[6] It is important to mention that according to the government (Planning Commission 2008, Vol. 3: 251), the unprecedented progress in IT-technology was achieved through the realization of the Government Resolution on software technology parks which was adopted in 1993 (Software Technology Parks) (Ibid.: 255–256).

[7] In the GDP structure services account for 59 per cent, industry – 27 per cent, agriculture – 14 per cent. At the same time, the industry's share remains the same for 30 years, while the services sector considerably increased at the expense of agriculture declining share.

[8] See, for example, Dahlman and Utz 2005; Dossani 2008; De 2012; Cong Liang 2012; on outsourcing see Ashmyanskaya 2007, 2008. In 2000–2006, this sector grew more than four times: from 7 to 30 billion dollars (Idem 2007: 7). Whereas in 1999 it amounted to 1.2 per cent of GDP, in 2008 it was already 7 % (Idem 2008: 20). The pharmaceutical industry based on production of the so-called generics, that is drugs with expired patent protection, is one of the most important industries in India. The world production of such drugs is supposed to double and reach 230 billion dollars by 2018.

[9] Footwear industries can serve an example here. It is export-oriented in many developing countries, in particular in China, while in India only five per cent of its production is exported (see Akimov 2009: 9). Already in 1993, a famous Indian sociologist Rajni Kothary (1993: 77) pointed (though with sharp criticism) that India has formed a consumer society which has adopted an ultra-modernization model.

[10] It is slightly reminiscent of the situation with Turkish communities in Germany in the 1960s, with the Mexicans – in the USA, except that the Indian emigrants are high-skilled and well-educated unlike Mexican semiliterate day-laborers and uneducated Turkish workers.

[11] The Indian specialists studied in Europe and especially in England for a long time. Since the nineteenthcentury that was an Indian advantage over China as the latter was for a long time a closed country or in a state of war. Independent India from the very beginning paid much attention to the level of higher education and the quality of trained specialists. It is indirectly confirmed by the fact that many specialists from India have been working in international organizations.

Certainly, the Indian system of higher education has many problems, including the task to increase the number of universities and improve their quality of work (O'Neill and Poddar 2008).

[12] According to the IT Department of Ministry of communications and information technologies, in 2011 the IT production and electronics output in India amounted 88.1 billion dollars (i.e. a 19 percent increase from that in 2010), including software and services – 76.1 billion dollars (Kurbanov 2012: 15).

[13] On the nature of such modernization crises that tend to occur in many countries see Grinin 2012a.

[14] Here one should also mention the expansion of capital export (see Pakhomov 2012; Galischeva 2011; Lebedeva 2011; Kuznetsov 2012; Leksyutina 2012), although in China this is a more powerful process.

[15] In China, the inequality between rural and urban population (as well as other regulations including different rights to retirement pension) is legalized, which helps to restrain the increasing discontent and endure privations, while in India this function is performed by the caste system.

[16] Including the role of overseas ethnic diaspora.

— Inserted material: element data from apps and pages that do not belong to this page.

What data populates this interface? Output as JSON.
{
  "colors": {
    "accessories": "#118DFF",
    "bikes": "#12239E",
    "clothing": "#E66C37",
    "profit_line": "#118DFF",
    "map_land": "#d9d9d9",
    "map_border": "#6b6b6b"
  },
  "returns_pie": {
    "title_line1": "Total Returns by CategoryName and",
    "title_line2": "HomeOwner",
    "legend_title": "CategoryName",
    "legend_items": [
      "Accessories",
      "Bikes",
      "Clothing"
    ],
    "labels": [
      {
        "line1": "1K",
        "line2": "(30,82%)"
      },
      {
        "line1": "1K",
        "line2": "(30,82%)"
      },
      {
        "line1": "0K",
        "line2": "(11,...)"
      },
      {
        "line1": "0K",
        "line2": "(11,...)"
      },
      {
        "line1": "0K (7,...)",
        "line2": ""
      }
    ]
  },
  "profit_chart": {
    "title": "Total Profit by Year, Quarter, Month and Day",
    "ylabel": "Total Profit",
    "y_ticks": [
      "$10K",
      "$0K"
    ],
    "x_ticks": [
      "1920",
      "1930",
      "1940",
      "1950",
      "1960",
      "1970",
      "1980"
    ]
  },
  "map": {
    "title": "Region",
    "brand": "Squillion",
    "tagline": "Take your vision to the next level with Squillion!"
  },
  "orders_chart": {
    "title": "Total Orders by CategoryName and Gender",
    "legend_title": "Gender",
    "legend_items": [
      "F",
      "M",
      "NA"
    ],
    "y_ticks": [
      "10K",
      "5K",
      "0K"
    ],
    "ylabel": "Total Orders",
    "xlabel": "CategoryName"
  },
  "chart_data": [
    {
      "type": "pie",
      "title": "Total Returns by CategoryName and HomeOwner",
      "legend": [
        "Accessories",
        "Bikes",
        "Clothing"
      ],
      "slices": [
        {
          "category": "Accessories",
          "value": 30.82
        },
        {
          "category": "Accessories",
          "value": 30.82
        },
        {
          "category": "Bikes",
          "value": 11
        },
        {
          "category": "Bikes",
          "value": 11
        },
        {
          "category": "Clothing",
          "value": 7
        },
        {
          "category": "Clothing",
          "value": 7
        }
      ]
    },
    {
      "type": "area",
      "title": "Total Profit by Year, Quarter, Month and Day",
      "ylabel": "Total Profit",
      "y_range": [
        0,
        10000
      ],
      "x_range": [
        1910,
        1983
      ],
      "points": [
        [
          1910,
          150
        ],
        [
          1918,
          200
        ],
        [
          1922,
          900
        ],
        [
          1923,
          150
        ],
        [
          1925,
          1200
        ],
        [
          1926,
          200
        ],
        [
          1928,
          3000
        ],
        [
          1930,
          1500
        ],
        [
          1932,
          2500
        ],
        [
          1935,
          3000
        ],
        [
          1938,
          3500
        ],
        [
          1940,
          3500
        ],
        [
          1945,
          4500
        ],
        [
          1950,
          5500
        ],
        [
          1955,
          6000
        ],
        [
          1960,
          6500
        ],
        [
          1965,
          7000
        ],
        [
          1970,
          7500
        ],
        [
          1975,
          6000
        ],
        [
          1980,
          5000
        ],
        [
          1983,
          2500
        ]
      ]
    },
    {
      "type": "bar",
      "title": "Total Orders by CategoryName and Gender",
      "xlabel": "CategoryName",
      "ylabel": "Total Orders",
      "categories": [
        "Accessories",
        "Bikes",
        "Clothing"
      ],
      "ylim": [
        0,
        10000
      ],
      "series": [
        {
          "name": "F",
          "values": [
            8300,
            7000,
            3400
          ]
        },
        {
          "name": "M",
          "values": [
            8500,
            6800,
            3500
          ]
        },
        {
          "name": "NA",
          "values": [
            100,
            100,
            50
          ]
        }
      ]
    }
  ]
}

For comparison of peculiarities of the Chinese and Indian diasporas see Valeyev 2011.

[17] According to some estimates, India can reach this level roughly by 2030 (e.g., see NIC 2012: 15).

[18] In the 2000s, Assam, Manipur, Nagaland were the most volatile states in North-East India (Likhachev 2011).

[19] Two demographic scenarios, the first of which implies a preserved restriction and the second – its abolition, will differ not in the expected maximum of China's population number (in the first case it will not achieve even 1.4 billion people, in the second one it will slightly exceed the number), but rather in the rate of the population decrease (drastic – in the former case and less dramatic in the latter one). Consequently, the size of the working-age population in two cases can be very different.

[20] Next Eleven consists of Bangladesh, Egypt, Indonesia, Iran, Mexico, Nigeria, Pakistan, The Philippines, South Korea, Turkey, and Vietnam.